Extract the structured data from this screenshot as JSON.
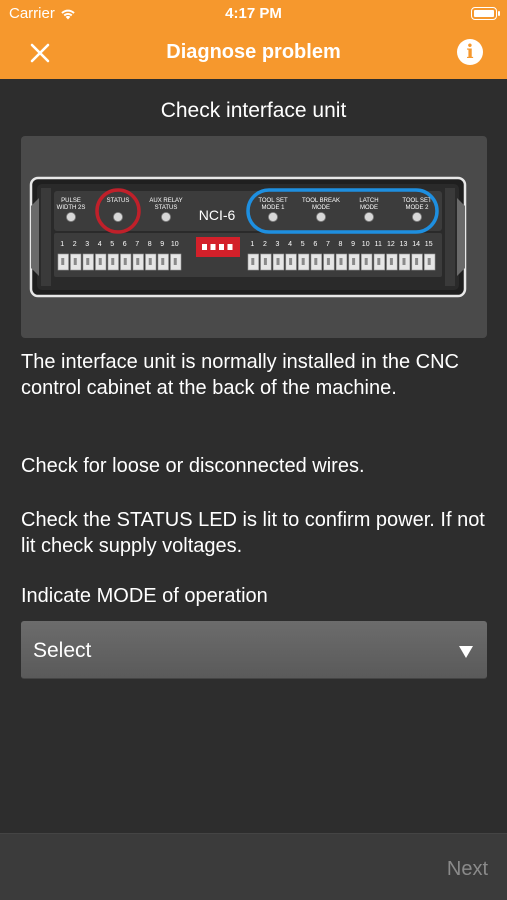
{
  "status_bar": {
    "carrier": "Carrier",
    "time": "4:17 PM"
  },
  "nav": {
    "title": "Diagnose problem",
    "close_icon": "close-icon",
    "info_icon": "info-icon"
  },
  "heading": "Check interface unit",
  "figure": {
    "unit_name": "NCI-6",
    "leds_left": [
      {
        "line1": "PULSE",
        "line2": "WIDTH 2S"
      },
      {
        "line1": "STATUS",
        "line2": ""
      },
      {
        "line1": "AUX RELAY",
        "line2": "STATUS"
      }
    ],
    "leds_right": [
      {
        "line1": "TOOL SET",
        "line2": "MODE 1"
      },
      {
        "line1": "TOOL BREAK",
        "line2": "MODE"
      },
      {
        "line1": "LATCH",
        "line2": "MODE"
      },
      {
        "line1": "TOOL SET",
        "line2": "MODE 2"
      }
    ],
    "terminals_left": [
      "1",
      "2",
      "3",
      "4",
      "5",
      "6",
      "7",
      "8",
      "9",
      "10"
    ],
    "terminals_right": [
      "1",
      "2",
      "3",
      "4",
      "5",
      "6",
      "7",
      "8",
      "9",
      "10",
      "11",
      "12",
      "13",
      "14",
      "15"
    ],
    "status_highlight_color": "#c0202a",
    "mode_highlight_color": "#1e8fe0"
  },
  "paragraphs": {
    "p1": "The interface unit is normally installed in the CNC control cabinet at the back of the machine.",
    "p2": "Check for loose or disconnected wires.",
    "p3": "Check the STATUS LED is lit to confirm power. If not lit check supply voltages."
  },
  "mode": {
    "label": "Indicate MODE of operation",
    "selected": "Select"
  },
  "footer": {
    "next_label": "Next"
  },
  "colors": {
    "accent": "#f6982d",
    "background": "#2d2d2d"
  }
}
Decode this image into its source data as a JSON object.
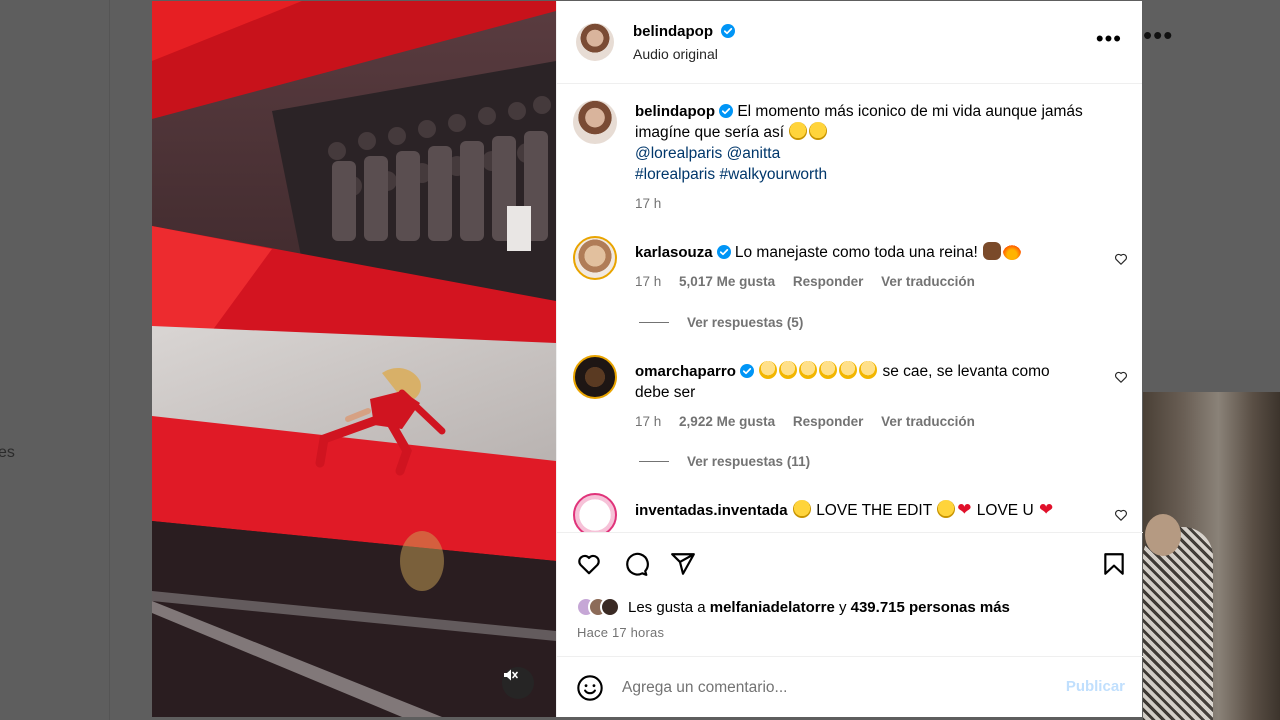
{
  "background": {
    "left_partial_text": "es"
  },
  "post": {
    "author": "belindapop",
    "author_subtitle": "Audio original",
    "verified_color": "#0095f6",
    "caption": {
      "username": "belindapop",
      "text_line1": "El momento más iconico de mi vida aunque jamás",
      "text_line2": "imagíne que sería así",
      "mentions": [
        "@lorealparis",
        "@anitta"
      ],
      "hashtags": [
        "#lorealparis",
        "#walkyourworth"
      ],
      "time": "17 h"
    },
    "comments": [
      {
        "username": "karlasouza",
        "text": "Lo manejaste como toda una reina!",
        "time": "17 h",
        "likes": "5,017 Me gusta",
        "reply": "Responder",
        "translate": "Ver traducción",
        "view_replies": "Ver respuestas (5)"
      },
      {
        "username": "omarchaparro",
        "text_after_emoji": "se cae, se levanta como",
        "text_line2": "debe ser",
        "time": "17 h",
        "likes": "2,922 Me gusta",
        "reply": "Responder",
        "translate": "Ver traducción",
        "view_replies": "Ver respuestas (11)"
      },
      {
        "username": "inventadas.inventada",
        "text_part1": "LOVE THE EDIT",
        "text_part2": "LOVE U"
      }
    ],
    "liked_by_prefix": "Les gusta a",
    "liked_by_user": "melfaniadelatorre",
    "liked_by_connector": "y",
    "liked_by_others": "439.715 personas más",
    "time_ago": "Hace 17 horas",
    "comment_placeholder": "Agrega un comentario...",
    "publish_label": "Publicar",
    "publish_color": "#c0dffd"
  },
  "icons": {
    "more": "more-options-icon",
    "like": "heart-icon",
    "comment": "comment-icon",
    "share": "send-icon",
    "save": "bookmark-icon",
    "emoji": "emoji-icon",
    "mute": "muted-speaker-icon"
  }
}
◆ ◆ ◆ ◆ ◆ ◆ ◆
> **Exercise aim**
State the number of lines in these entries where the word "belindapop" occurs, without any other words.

> **Solved problem**
2